Given data section start
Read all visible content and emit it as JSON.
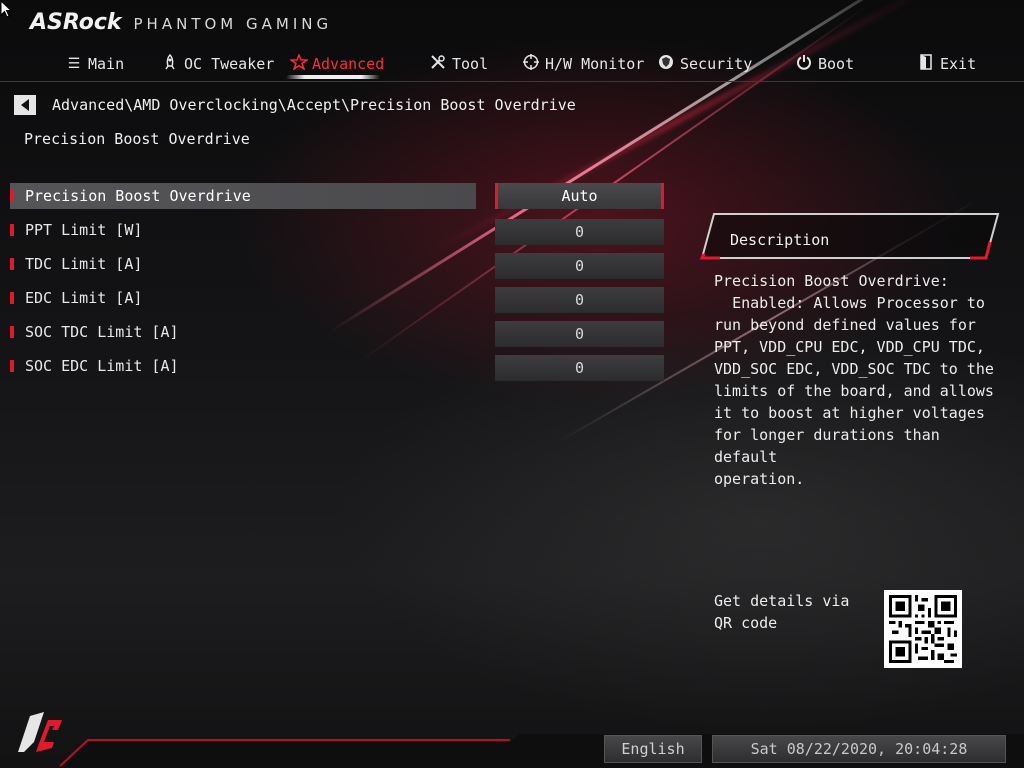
{
  "header": {
    "brand": "ASRock",
    "subtitle": "PHANTOM GAMING"
  },
  "nav": {
    "tabs": [
      {
        "label": "Main",
        "icon": "list-icon"
      },
      {
        "label": "OC Tweaker",
        "icon": "rocket-icon"
      },
      {
        "label": "Advanced",
        "icon": "star-icon",
        "active": true
      },
      {
        "label": "Tool",
        "icon": "tools-icon"
      },
      {
        "label": "H/W Monitor",
        "icon": "crosshair-icon"
      },
      {
        "label": "Security",
        "icon": "shield-icon"
      },
      {
        "label": "Boot",
        "icon": "power-icon"
      },
      {
        "label": "Exit",
        "icon": "exit-door-icon"
      }
    ]
  },
  "breadcrumb": "Advanced\\AMD Overclocking\\Accept\\Precision Boost Overdrive",
  "page_title": "Precision Boost Overdrive",
  "settings": [
    {
      "label": "Precision Boost Overdrive",
      "value": "Auto",
      "selected": true
    },
    {
      "label": "PPT Limit [W]",
      "value": "0"
    },
    {
      "label": "TDC Limit [A]",
      "value": "0"
    },
    {
      "label": "EDC Limit [A]",
      "value": "0"
    },
    {
      "label": "SOC TDC Limit [A]",
      "value": "0"
    },
    {
      "label": "SOC EDC Limit [A]",
      "value": "0"
    }
  ],
  "description": {
    "title": "Description",
    "text": "Precision Boost Overdrive:\n  Enabled: Allows Processor to\nrun beyond defined values for\nPPT, VDD_CPU EDC, VDD_CPU TDC,\nVDD_SOC EDC, VDD_SOC TDC to the\nlimits of the board, and allows\nit to boost at higher voltages\nfor longer durations than default\noperation."
  },
  "qr": {
    "text": "Get details via QR code"
  },
  "footer": {
    "language": "English",
    "datetime": "Sat 08/22/2020, 20:04:28"
  },
  "colors": {
    "accent": "#e01a2c",
    "active_tab": "#ff2a3c"
  }
}
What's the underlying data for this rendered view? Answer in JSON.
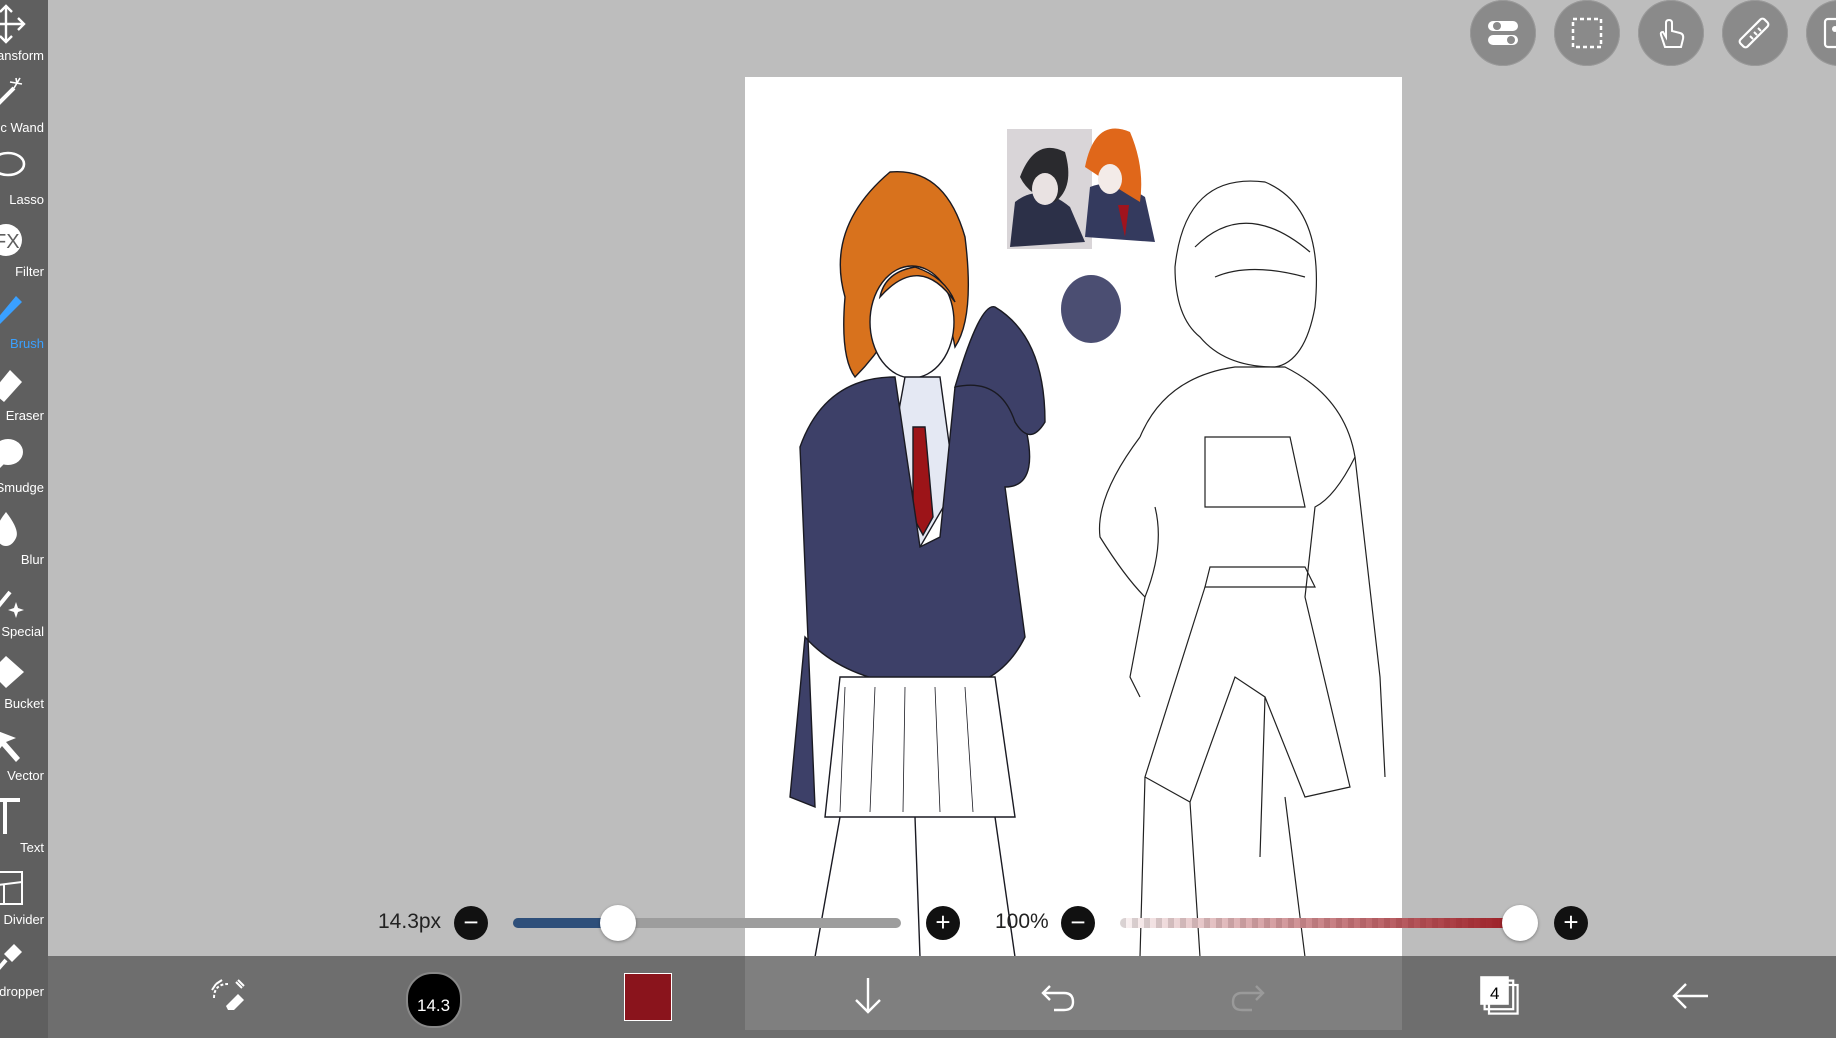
{
  "toolbar": {
    "items": [
      {
        "label": "Transform",
        "icon": "move-icon"
      },
      {
        "label": "Magic Wand",
        "icon": "magic-wand-icon"
      },
      {
        "label": "Lasso",
        "icon": "lasso-icon"
      },
      {
        "label": "Filter",
        "icon": "fx-icon"
      },
      {
        "label": "Brush",
        "icon": "brush-icon",
        "active": true
      },
      {
        "label": "Eraser",
        "icon": "eraser-icon"
      },
      {
        "label": "Smudge",
        "icon": "smudge-icon"
      },
      {
        "label": "Blur",
        "icon": "blur-drop-icon"
      },
      {
        "label": "Special",
        "icon": "special-brush-icon"
      },
      {
        "label": "Bucket",
        "icon": "bucket-icon"
      },
      {
        "label": "Vector",
        "icon": "vector-arrow-icon"
      },
      {
        "label": "Text",
        "icon": "text-icon"
      },
      {
        "label": "Frame Divider",
        "icon": "frame-divider-icon"
      },
      {
        "label": "Eyedropper",
        "icon": "eyedropper-icon"
      }
    ],
    "active_color": "#3aa0ff"
  },
  "top_buttons": [
    {
      "name": "toggle-icon"
    },
    {
      "name": "selection-icon"
    },
    {
      "name": "hand-touch-icon"
    },
    {
      "name": "ruler-icon"
    },
    {
      "name": "material-icon"
    }
  ],
  "brush_size": {
    "label": "14.3px",
    "value_fraction": 0.27,
    "minus": "−",
    "plus": "+",
    "track_color": "#2e4f7a"
  },
  "opacity": {
    "label": "100%",
    "value_fraction": 1.0,
    "minus": "−",
    "plus": "+",
    "track_color": "#9b1b22"
  },
  "bottom_bar": {
    "brush_size_badge": "14.3",
    "current_color": "#8a141c",
    "layers_count": "4"
  }
}
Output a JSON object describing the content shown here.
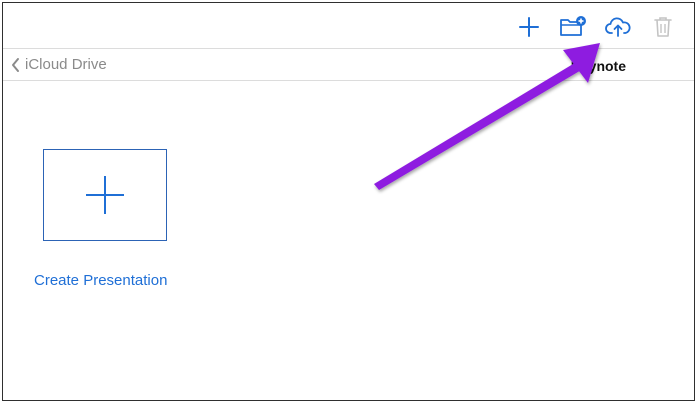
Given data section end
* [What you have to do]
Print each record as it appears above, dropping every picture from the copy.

* [Worked solution]
Read all visible content and emit it as JSON.
{
  "header": {
    "brand": "ASRock",
    "subtitle": "PHANTOM GAMING"
  },
  "nav": {
    "tabs": [
      {
        "label": "Main",
        "icon": "list-icon"
      },
      {
        "label": "OC Tweaker",
        "icon": "rocket-icon"
      },
      {
        "label": "Advanced",
        "icon": "star-icon",
        "active": true
      },
      {
        "label": "Tool",
        "icon": "tools-icon"
      },
      {
        "label": "H/W Monitor",
        "icon": "crosshair-icon"
      },
      {
        "label": "Security",
        "icon": "shield-icon"
      },
      {
        "label": "Boot",
        "icon": "power-icon"
      },
      {
        "label": "Exit",
        "icon": "exit-door-icon"
      }
    ]
  },
  "breadcrumb": "Advanced\\AMD Overclocking\\Accept\\Precision Boost Overdrive",
  "page_title": "Precision Boost Overdrive",
  "settings": [
    {
      "label": "Precision Boost Overdrive",
      "value": "Auto",
      "selected": true
    },
    {
      "label": "PPT Limit [W]",
      "value": "0"
    },
    {
      "label": "TDC Limit [A]",
      "value": "0"
    },
    {
      "label": "EDC Limit [A]",
      "value": "0"
    },
    {
      "label": "SOC TDC Limit [A]",
      "value": "0"
    },
    {
      "label": "SOC EDC Limit [A]",
      "value": "0"
    }
  ],
  "description": {
    "title": "Description",
    "text": "Precision Boost Overdrive:\n  Enabled: Allows Processor to\nrun beyond defined values for\nPPT, VDD_CPU EDC, VDD_CPU TDC,\nVDD_SOC EDC, VDD_SOC TDC to the\nlimits of the board, and allows\nit to boost at higher voltages\nfor longer durations than default\noperation."
  },
  "qr": {
    "text": "Get details via QR code"
  },
  "footer": {
    "language": "English",
    "datetime": "Sat 08/22/2020, 20:04:28"
  },
  "colors": {
    "accent": "#e01a2c",
    "active_tab": "#ff2a3c"
  }
}
What's the underlying data for this rendered view? Answer in JSON.
{
  "toolbar": {
    "items": [
      {
        "label": "Transform",
        "icon": "move-icon"
      },
      {
        "label": "Magic Wand",
        "icon": "magic-wand-icon"
      },
      {
        "label": "Lasso",
        "icon": "lasso-icon"
      },
      {
        "label": "Filter",
        "icon": "fx-icon"
      },
      {
        "label": "Brush",
        "icon": "brush-icon",
        "active": true
      },
      {
        "label": "Eraser",
        "icon": "eraser-icon"
      },
      {
        "label": "Smudge",
        "icon": "smudge-icon"
      },
      {
        "label": "Blur",
        "icon": "blur-drop-icon"
      },
      {
        "label": "Special",
        "icon": "special-brush-icon"
      },
      {
        "label": "Bucket",
        "icon": "bucket-icon"
      },
      {
        "label": "Vector",
        "icon": "vector-arrow-icon"
      },
      {
        "label": "Text",
        "icon": "text-icon"
      },
      {
        "label": "Frame Divider",
        "icon": "frame-divider-icon"
      },
      {
        "label": "Eyedropper",
        "icon": "eyedropper-icon"
      }
    ],
    "active_color": "#3aa0ff"
  },
  "top_buttons": [
    {
      "name": "toggle-icon"
    },
    {
      "name": "selection-icon"
    },
    {
      "name": "hand-touch-icon"
    },
    {
      "name": "ruler-icon"
    },
    {
      "name": "material-icon"
    }
  ],
  "brush_size": {
    "label": "14.3px",
    "value_fraction": 0.27,
    "minus": "−",
    "plus": "+",
    "track_color": "#2e4f7a"
  },
  "opacity": {
    "label": "100%",
    "value_fraction": 1.0,
    "minus": "−",
    "plus": "+",
    "track_color": "#9b1b22"
  },
  "bottom_bar": {
    "brush_size_badge": "14.3",
    "current_color": "#8a141c",
    "layers_count": "4"
  }
}
Output a JSON object describing the content shown here.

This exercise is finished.